The idea of printing buildings has rapidly evolved from a way to demonstrate novel approaches to construction to the arrival of a few real businesses making a go at the construction market. In recent blogs, we’ve reported on some of the different ways 3D printing is increasing in scale. The technology is undergoing an inverse of Moore’s law in computing, where transistor density doubled every 2 years, making computing cheaper and smaller. In 3D printing, the platforms are going mobile and getting flexible, enabling larger and larger structures to be built. At the same time, 3D printing is getting cheaper, too, with entry-level printers available for under $1,000 at stores like Home Depot.
Chinese company WinSun, which last year printed 10 small houses in under 24 hours, recently completed printing (and assembling) a five-story apartment building in Shanghai. Like WinSun’s other printed buildings, this 12,000 SF building is printed from a slurry of concretes and recycled materials, like steel and glass.
Printed buildings could lower the cost of materials (if local or recycled materials can be used), speed up construction, make customized homes easier and cheaper to build, and generate much less waste in the construction process. WinSun claims that its technology can reduce construction (or, rather, assembly) time by half, reduce the volume of materials by 60%, and lower labor costs by up to 80%. (It should be noted that these estimates are for construction in China and are just for the shell of a building, not full delivery, other than internal walls and staircases.)
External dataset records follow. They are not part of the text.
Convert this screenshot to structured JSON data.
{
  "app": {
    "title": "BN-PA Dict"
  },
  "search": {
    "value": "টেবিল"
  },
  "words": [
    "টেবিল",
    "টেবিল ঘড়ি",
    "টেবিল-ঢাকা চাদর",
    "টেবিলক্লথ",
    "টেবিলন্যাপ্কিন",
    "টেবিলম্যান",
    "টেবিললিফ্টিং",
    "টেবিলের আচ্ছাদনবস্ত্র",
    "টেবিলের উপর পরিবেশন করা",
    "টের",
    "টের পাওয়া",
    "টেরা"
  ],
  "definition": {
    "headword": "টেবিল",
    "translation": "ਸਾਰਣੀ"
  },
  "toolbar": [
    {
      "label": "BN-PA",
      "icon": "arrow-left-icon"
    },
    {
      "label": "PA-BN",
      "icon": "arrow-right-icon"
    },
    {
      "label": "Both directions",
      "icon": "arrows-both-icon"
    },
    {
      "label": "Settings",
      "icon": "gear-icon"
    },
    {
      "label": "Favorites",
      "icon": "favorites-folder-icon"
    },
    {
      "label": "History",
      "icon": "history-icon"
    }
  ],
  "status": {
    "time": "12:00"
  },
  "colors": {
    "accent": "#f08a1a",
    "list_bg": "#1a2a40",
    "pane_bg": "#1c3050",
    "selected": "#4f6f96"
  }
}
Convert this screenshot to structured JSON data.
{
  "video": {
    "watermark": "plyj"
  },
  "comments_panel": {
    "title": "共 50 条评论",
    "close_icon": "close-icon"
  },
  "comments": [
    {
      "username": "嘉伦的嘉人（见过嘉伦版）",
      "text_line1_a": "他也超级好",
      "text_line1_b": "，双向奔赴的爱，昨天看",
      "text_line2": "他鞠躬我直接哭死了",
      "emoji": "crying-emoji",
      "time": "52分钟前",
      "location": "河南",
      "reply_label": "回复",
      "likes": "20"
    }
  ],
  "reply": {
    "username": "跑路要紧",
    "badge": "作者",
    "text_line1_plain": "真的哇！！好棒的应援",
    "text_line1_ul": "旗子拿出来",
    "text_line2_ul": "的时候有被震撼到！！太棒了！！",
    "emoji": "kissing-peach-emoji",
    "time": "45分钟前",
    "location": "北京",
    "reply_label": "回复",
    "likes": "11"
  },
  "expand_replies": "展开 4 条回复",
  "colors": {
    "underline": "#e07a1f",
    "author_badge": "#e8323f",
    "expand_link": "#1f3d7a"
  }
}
Other companies are moving forward with advances in printing buildings. Dutch company CyBe Additive Industries has developed a proprietary concrete slurry. Slovenian company BetAbram aims to develop scaffolds for printing, and Oakland, California- based Emerging Objects is working on materials design technology that can make new forms with novel properties. Contour Crafting, founded by a University of Southern California professor, touts 3D printing as a solution for emergency or low-income housing in the developing world.
Perhaps the most promising demonstration is the 3D Print Canal House, a system of printing modules of buildings that can be assembled onsite. This has advantages above the mortar-and-mortar (instead of brick-and-mortar) method of material extrusion, namely the ability perform quality control upon assembly and to meet local building codes that address structural integrity.
A key advantage of printed structures is the ability to tailor a building space’s functions to its inhabitants. Portending the future of tailored space, Voxel8, using Autodesk’s Spark, has unveiled a small desktop printer that can print electronics directly into 3D printed materials. The user swaps out the plastic ink with metal conducting wire (or light-emitting diodes [LEDs]), which the printer lays down. Then the plastic ink is reinserted, and the printer embeds the wires and electronics within the structure.
Extending this idea into the building space, one can envision a prefabricated wall, pre-wired with alternating current (AC) (or direct current [DC]) cable, networks such as Ethernet cable, and sensors. Using this approach, buildings could be built with plug-and-play walls and rooms, printed onsite to the customers’ specifications.
That will require a series of advances. And the concept of plug-and-play would work only if the electronics in a building were truly interoperable, as described in Navigant Research’s recent Commercial Building Automation Systems report. Project Haystack, an open-source initiative developed to streamline the names and functions in buildings systems, could play an important role in this printed, modular, infinitely customizable future.